DATA RECORDS:
┏━━

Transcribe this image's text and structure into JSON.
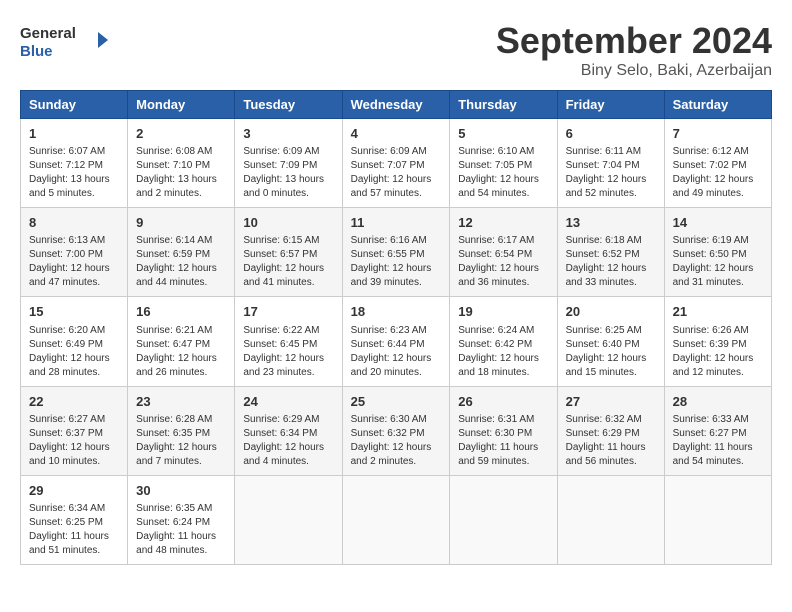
{
  "header": {
    "logo_line1": "General",
    "logo_line2": "Blue",
    "month_title": "September 2024",
    "subtitle": "Biny Selo, Baki, Azerbaijan"
  },
  "weekdays": [
    "Sunday",
    "Monday",
    "Tuesday",
    "Wednesday",
    "Thursday",
    "Friday",
    "Saturday"
  ],
  "weeks": [
    [
      {
        "day": "1",
        "info": "Sunrise: 6:07 AM\nSunset: 7:12 PM\nDaylight: 13 hours and 5 minutes."
      },
      {
        "day": "2",
        "info": "Sunrise: 6:08 AM\nSunset: 7:10 PM\nDaylight: 13 hours and 2 minutes."
      },
      {
        "day": "3",
        "info": "Sunrise: 6:09 AM\nSunset: 7:09 PM\nDaylight: 13 hours and 0 minutes."
      },
      {
        "day": "4",
        "info": "Sunrise: 6:09 AM\nSunset: 7:07 PM\nDaylight: 12 hours and 57 minutes."
      },
      {
        "day": "5",
        "info": "Sunrise: 6:10 AM\nSunset: 7:05 PM\nDaylight: 12 hours and 54 minutes."
      },
      {
        "day": "6",
        "info": "Sunrise: 6:11 AM\nSunset: 7:04 PM\nDaylight: 12 hours and 52 minutes."
      },
      {
        "day": "7",
        "info": "Sunrise: 6:12 AM\nSunset: 7:02 PM\nDaylight: 12 hours and 49 minutes."
      }
    ],
    [
      {
        "day": "8",
        "info": "Sunrise: 6:13 AM\nSunset: 7:00 PM\nDaylight: 12 hours and 47 minutes."
      },
      {
        "day": "9",
        "info": "Sunrise: 6:14 AM\nSunset: 6:59 PM\nDaylight: 12 hours and 44 minutes."
      },
      {
        "day": "10",
        "info": "Sunrise: 6:15 AM\nSunset: 6:57 PM\nDaylight: 12 hours and 41 minutes."
      },
      {
        "day": "11",
        "info": "Sunrise: 6:16 AM\nSunset: 6:55 PM\nDaylight: 12 hours and 39 minutes."
      },
      {
        "day": "12",
        "info": "Sunrise: 6:17 AM\nSunset: 6:54 PM\nDaylight: 12 hours and 36 minutes."
      },
      {
        "day": "13",
        "info": "Sunrise: 6:18 AM\nSunset: 6:52 PM\nDaylight: 12 hours and 33 minutes."
      },
      {
        "day": "14",
        "info": "Sunrise: 6:19 AM\nSunset: 6:50 PM\nDaylight: 12 hours and 31 minutes."
      }
    ],
    [
      {
        "day": "15",
        "info": "Sunrise: 6:20 AM\nSunset: 6:49 PM\nDaylight: 12 hours and 28 minutes."
      },
      {
        "day": "16",
        "info": "Sunrise: 6:21 AM\nSunset: 6:47 PM\nDaylight: 12 hours and 26 minutes."
      },
      {
        "day": "17",
        "info": "Sunrise: 6:22 AM\nSunset: 6:45 PM\nDaylight: 12 hours and 23 minutes."
      },
      {
        "day": "18",
        "info": "Sunrise: 6:23 AM\nSunset: 6:44 PM\nDaylight: 12 hours and 20 minutes."
      },
      {
        "day": "19",
        "info": "Sunrise: 6:24 AM\nSunset: 6:42 PM\nDaylight: 12 hours and 18 minutes."
      },
      {
        "day": "20",
        "info": "Sunrise: 6:25 AM\nSunset: 6:40 PM\nDaylight: 12 hours and 15 minutes."
      },
      {
        "day": "21",
        "info": "Sunrise: 6:26 AM\nSunset: 6:39 PM\nDaylight: 12 hours and 12 minutes."
      }
    ],
    [
      {
        "day": "22",
        "info": "Sunrise: 6:27 AM\nSunset: 6:37 PM\nDaylight: 12 hours and 10 minutes."
      },
      {
        "day": "23",
        "info": "Sunrise: 6:28 AM\nSunset: 6:35 PM\nDaylight: 12 hours and 7 minutes."
      },
      {
        "day": "24",
        "info": "Sunrise: 6:29 AM\nSunset: 6:34 PM\nDaylight: 12 hours and 4 minutes."
      },
      {
        "day": "25",
        "info": "Sunrise: 6:30 AM\nSunset: 6:32 PM\nDaylight: 12 hours and 2 minutes."
      },
      {
        "day": "26",
        "info": "Sunrise: 6:31 AM\nSunset: 6:30 PM\nDaylight: 11 hours and 59 minutes."
      },
      {
        "day": "27",
        "info": "Sunrise: 6:32 AM\nSunset: 6:29 PM\nDaylight: 11 hours and 56 minutes."
      },
      {
        "day": "28",
        "info": "Sunrise: 6:33 AM\nSunset: 6:27 PM\nDaylight: 11 hours and 54 minutes."
      }
    ],
    [
      {
        "day": "29",
        "info": "Sunrise: 6:34 AM\nSunset: 6:25 PM\nDaylight: 11 hours and 51 minutes."
      },
      {
        "day": "30",
        "info": "Sunrise: 6:35 AM\nSunset: 6:24 PM\nDaylight: 11 hours and 48 minutes."
      },
      {
        "day": "",
        "info": ""
      },
      {
        "day": "",
        "info": ""
      },
      {
        "day": "",
        "info": ""
      },
      {
        "day": "",
        "info": ""
      },
      {
        "day": "",
        "info": ""
      }
    ]
  ]
}
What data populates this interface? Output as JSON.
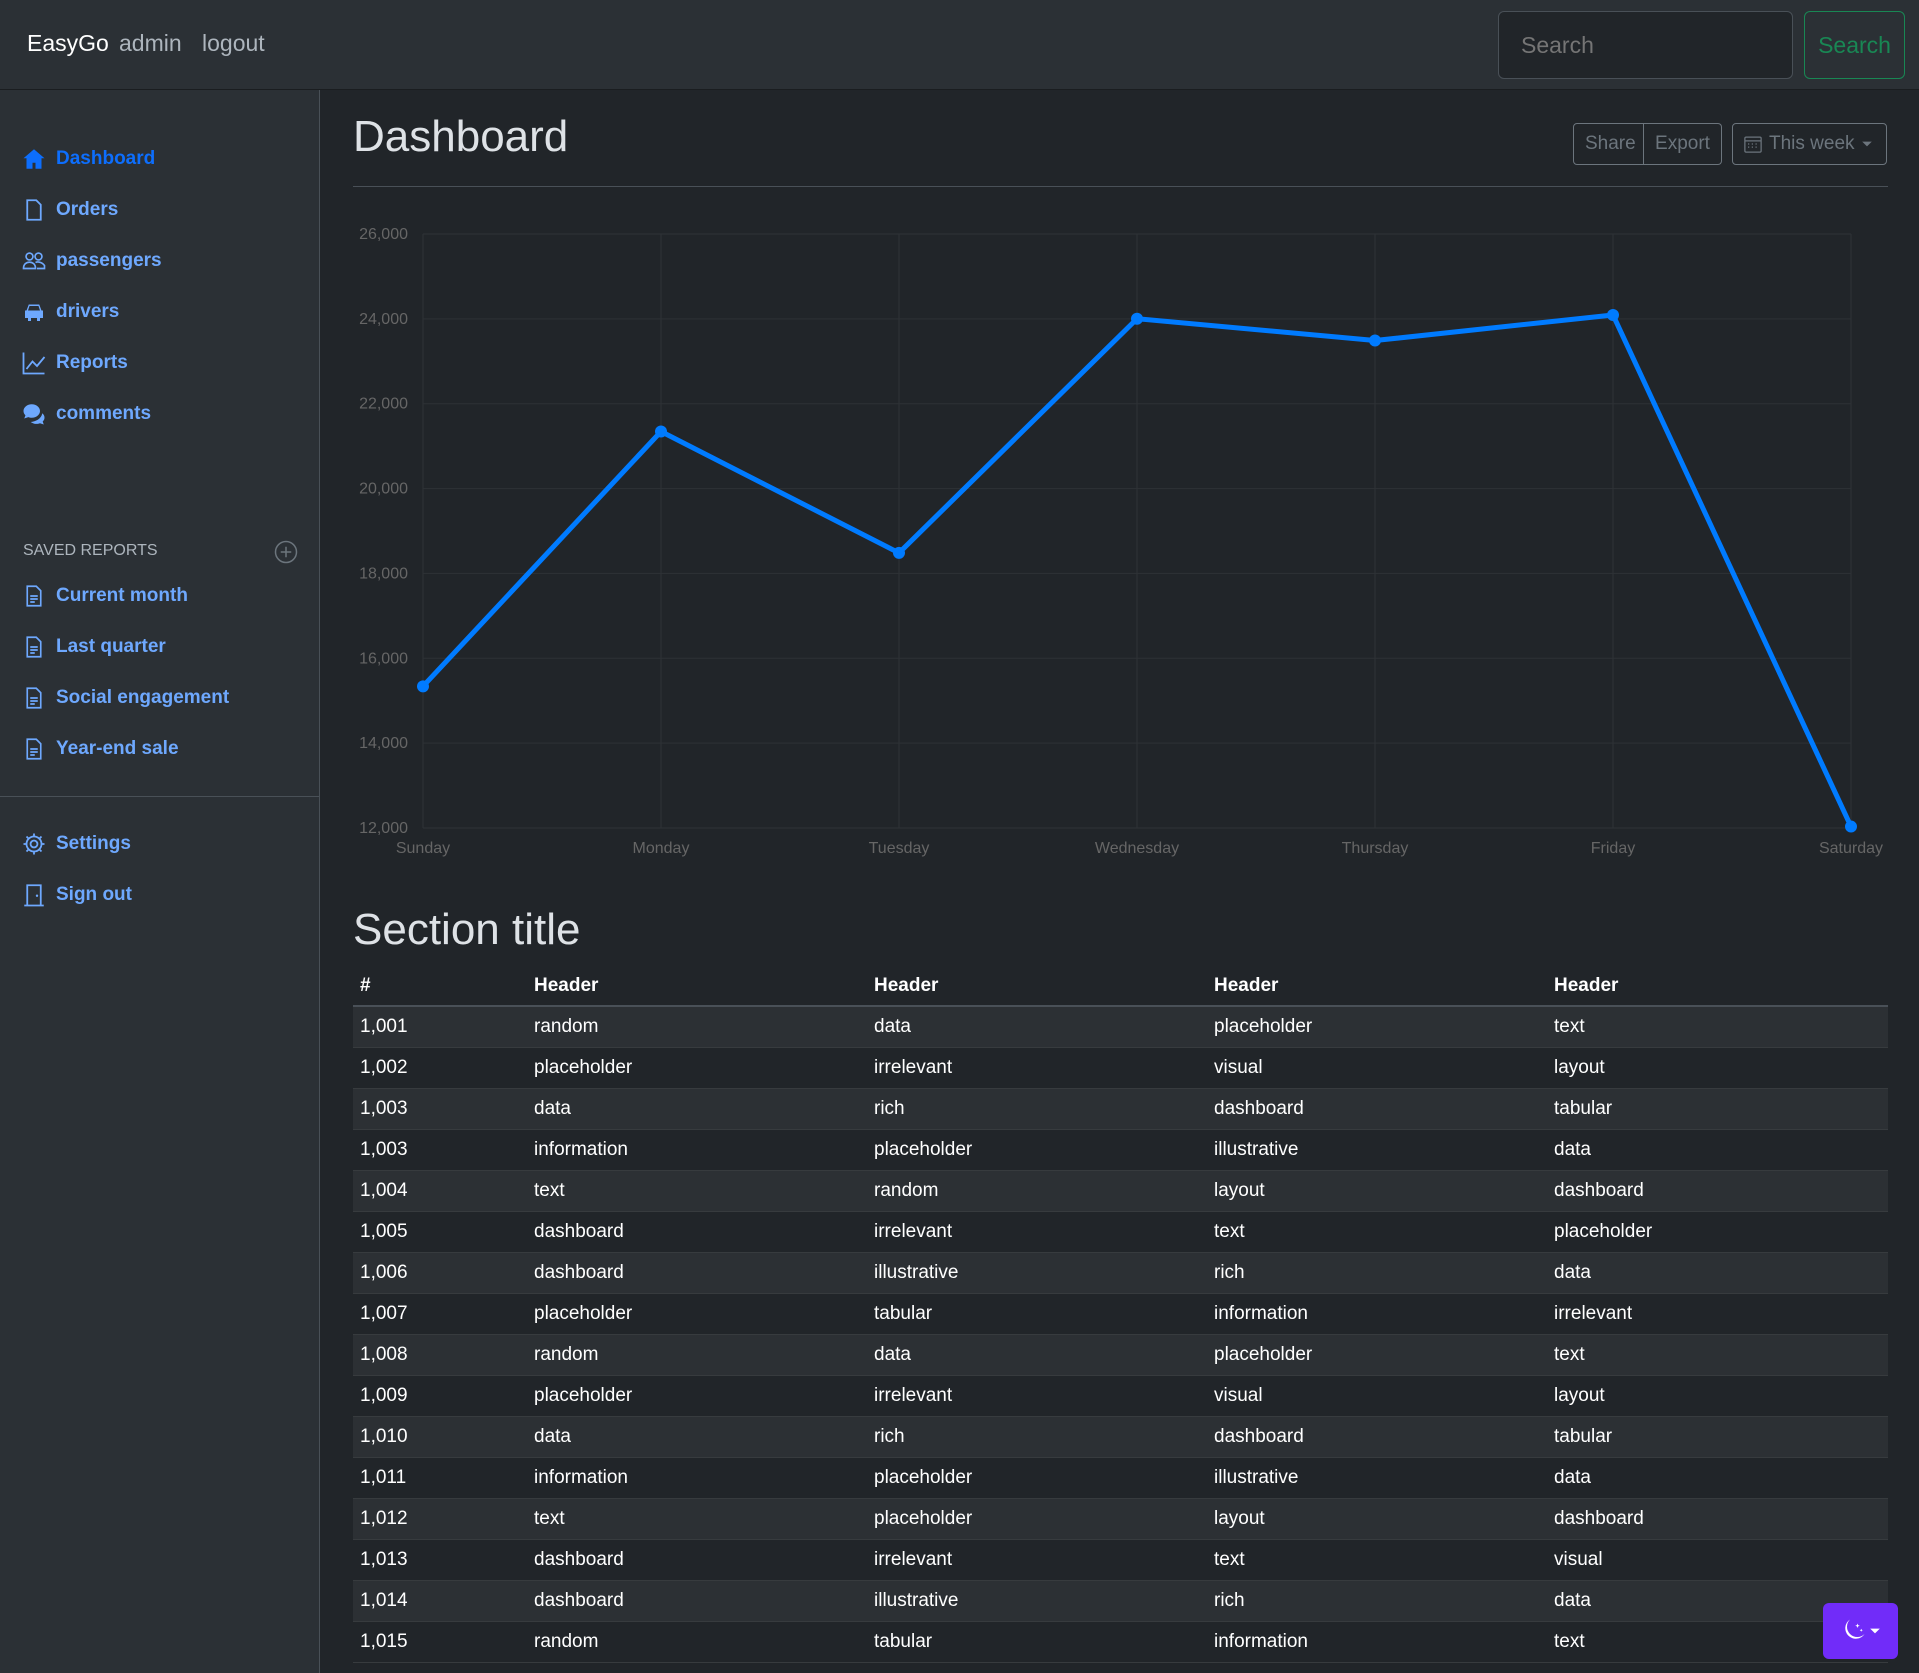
{
  "navbar": {
    "brand": "EasyGo",
    "links": [
      "admin",
      "logout"
    ],
    "search_placeholder": "Search",
    "search_button": "Search"
  },
  "sidebar": {
    "items": [
      {
        "label": "Dashboard",
        "icon": "house-icon",
        "active": true
      },
      {
        "label": "Orders",
        "icon": "file-icon"
      },
      {
        "label": "passengers",
        "icon": "people-icon"
      },
      {
        "label": "drivers",
        "icon": "car-icon"
      },
      {
        "label": "Reports",
        "icon": "graph-icon"
      },
      {
        "label": "comments",
        "icon": "chat-icon"
      }
    ],
    "saved_heading": "Saved reports",
    "saved": [
      {
        "label": "Current month",
        "icon": "document-icon"
      },
      {
        "label": "Last quarter",
        "icon": "document-icon"
      },
      {
        "label": "Social engagement",
        "icon": "document-icon"
      },
      {
        "label": "Year-end sale",
        "icon": "document-icon"
      }
    ],
    "bottom": [
      {
        "label": "Settings",
        "icon": "gear-icon"
      },
      {
        "label": "Sign out",
        "icon": "door-icon"
      }
    ]
  },
  "header": {
    "title": "Dashboard",
    "share": "Share",
    "export": "Export",
    "period": "This week"
  },
  "colors": {
    "accent": "#0d6efd",
    "link": "#6ea8fe",
    "success": "#198754",
    "toggle": "#712cf9"
  },
  "chart_data": {
    "type": "line",
    "categories": [
      "Sunday",
      "Monday",
      "Tuesday",
      "Wednesday",
      "Thursday",
      "Friday",
      "Saturday"
    ],
    "values": [
      15339,
      21345,
      18483,
      24003,
      23489,
      24092,
      12034
    ],
    "y_ticks": [
      "12,000",
      "14,000",
      "16,000",
      "18,000",
      "20,000",
      "22,000",
      "24,000",
      "26,000"
    ],
    "ylim": [
      12000,
      26000
    ],
    "grid": true,
    "color": "#007bff"
  },
  "section": {
    "title": "Section title",
    "columns": [
      "#",
      "Header",
      "Header",
      "Header",
      "Header"
    ],
    "rows": [
      [
        "1,001",
        "random",
        "data",
        "placeholder",
        "text"
      ],
      [
        "1,002",
        "placeholder",
        "irrelevant",
        "visual",
        "layout"
      ],
      [
        "1,003",
        "data",
        "rich",
        "dashboard",
        "tabular"
      ],
      [
        "1,003",
        "information",
        "placeholder",
        "illustrative",
        "data"
      ],
      [
        "1,004",
        "text",
        "random",
        "layout",
        "dashboard"
      ],
      [
        "1,005",
        "dashboard",
        "irrelevant",
        "text",
        "placeholder"
      ],
      [
        "1,006",
        "dashboard",
        "illustrative",
        "rich",
        "data"
      ],
      [
        "1,007",
        "placeholder",
        "tabular",
        "information",
        "irrelevant"
      ],
      [
        "1,008",
        "random",
        "data",
        "placeholder",
        "text"
      ],
      [
        "1,009",
        "placeholder",
        "irrelevant",
        "visual",
        "layout"
      ],
      [
        "1,010",
        "data",
        "rich",
        "dashboard",
        "tabular"
      ],
      [
        "1,011",
        "information",
        "placeholder",
        "illustrative",
        "data"
      ],
      [
        "1,012",
        "text",
        "placeholder",
        "layout",
        "dashboard"
      ],
      [
        "1,013",
        "dashboard",
        "irrelevant",
        "text",
        "visual"
      ],
      [
        "1,014",
        "dashboard",
        "illustrative",
        "rich",
        "data"
      ],
      [
        "1,015",
        "random",
        "tabular",
        "information",
        "text"
      ]
    ]
  },
  "theme_toggle": {
    "icon": "moon-stars-icon"
  }
}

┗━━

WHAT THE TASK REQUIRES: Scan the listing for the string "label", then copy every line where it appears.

EXERCISE RESPONSE:
        "label": "Dashboard",
        "label": "Orders",
        "label": "passengers",
        "label": "drivers",
        "label": "Reports",
        "label": "comments",
        "label": "Current month",
        "label": "Last quarter",
        "label": "Social engagement",
        "label": "Year-end sale",
        "label": "Settings",
        "label": "Sign out",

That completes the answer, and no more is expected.